    By the end of this chapter, you should be able to:

    • identify the causes of changing solar radiation on Earth
    • calculate properties of the spectrum of solar and earth radiation in terms of the Planck function
    • calculate the absorption between you and a light source
    • explain why the sky looks blue and hazy in the summer

    Atmospheric radiation plays a critical role in life on Earth and in weather. Without solar heating, Earth would be a dead frozen ball hurtling through space. Luckily, the energy that Earth receives from solar radiation is sufficient to produce liquid water on its surface, thus enabling life to thrive. In this chapter, we will look at solar radiation and its changes over time. Radiation is just another form of energy and can be readily converted into other forms, especially thermal energy, which is sometimes called "heat." In this chapter, we will use the word "radiation" to mean all electromagnetic waves, including ultraviolet, visible, and infrared. We will introduce some unfamiliar terms like "radiance" and "irradiance" and will be careful with our language to prevent confusion.

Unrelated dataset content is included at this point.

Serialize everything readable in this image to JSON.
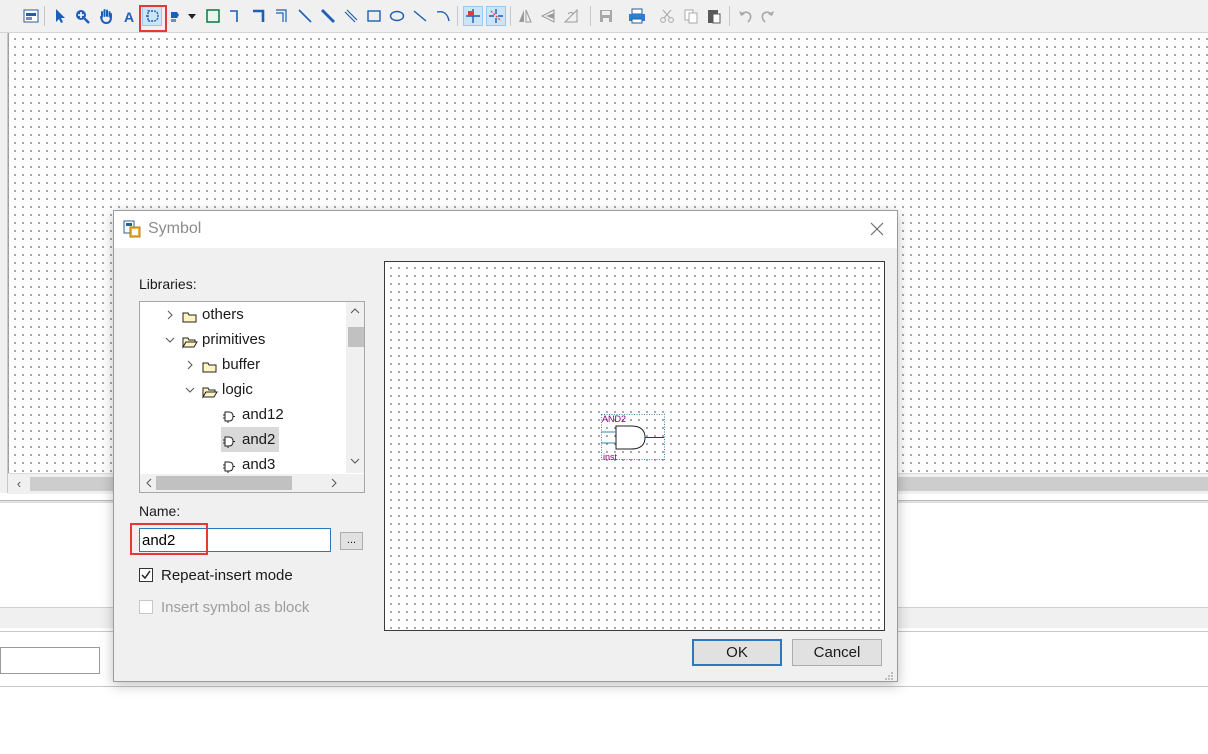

    Thumbnail: Note the two smaller eruptions before the big one. The Sun’s upper atmosphere (corona) is shown here. (CC BY-SA 3.0 Unported; Patrick McCauley/From Quarks to Quasars/SDO via Wikipedia).